> **MATERIAL FOR THE TASK**
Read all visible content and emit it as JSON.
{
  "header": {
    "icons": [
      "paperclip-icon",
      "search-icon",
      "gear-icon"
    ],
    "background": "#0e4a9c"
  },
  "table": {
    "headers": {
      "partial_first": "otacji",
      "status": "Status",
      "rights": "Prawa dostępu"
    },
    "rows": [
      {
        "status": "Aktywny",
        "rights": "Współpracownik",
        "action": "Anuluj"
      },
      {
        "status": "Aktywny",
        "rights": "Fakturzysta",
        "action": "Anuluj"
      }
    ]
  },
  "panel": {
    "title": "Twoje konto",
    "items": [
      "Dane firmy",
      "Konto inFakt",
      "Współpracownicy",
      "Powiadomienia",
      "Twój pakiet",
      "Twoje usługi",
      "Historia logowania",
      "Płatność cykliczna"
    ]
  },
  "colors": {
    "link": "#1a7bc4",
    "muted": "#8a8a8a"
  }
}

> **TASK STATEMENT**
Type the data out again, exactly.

> **RESPONSE BOX**
Read all visible content and emit it as JSON.
{
  "header": {
    "icons": [
      "paperclip-icon",
      "search-icon",
      "gear-icon"
    ],
    "background": "#0e4a9c"
  },
  "table": {
    "headers": {
      "partial_first": "otacji",
      "status": "Status",
      "rights": "Prawa dostępu"
    },
    "rows": [
      {
        "status": "Aktywny",
        "rights": "Współpracownik",
        "action": "Anuluj"
      },
      {
        "status": "Aktywny",
        "rights": "Fakturzysta",
        "action": "Anuluj"
      }
    ]
  },
  "panel": {
    "title": "Twoje konto",
    "items": [
      "Dane firmy",
      "Konto inFakt",
      "Współpracownicy",
      "Powiadomienia",
      "Twój pakiet",
      "Twoje usługi",
      "Historia logowania",
      "Płatność cykliczna"
    ]
  },
  "colors": {
    "link": "#1a7bc4",
    "muted": "#8a8a8a"
  }
}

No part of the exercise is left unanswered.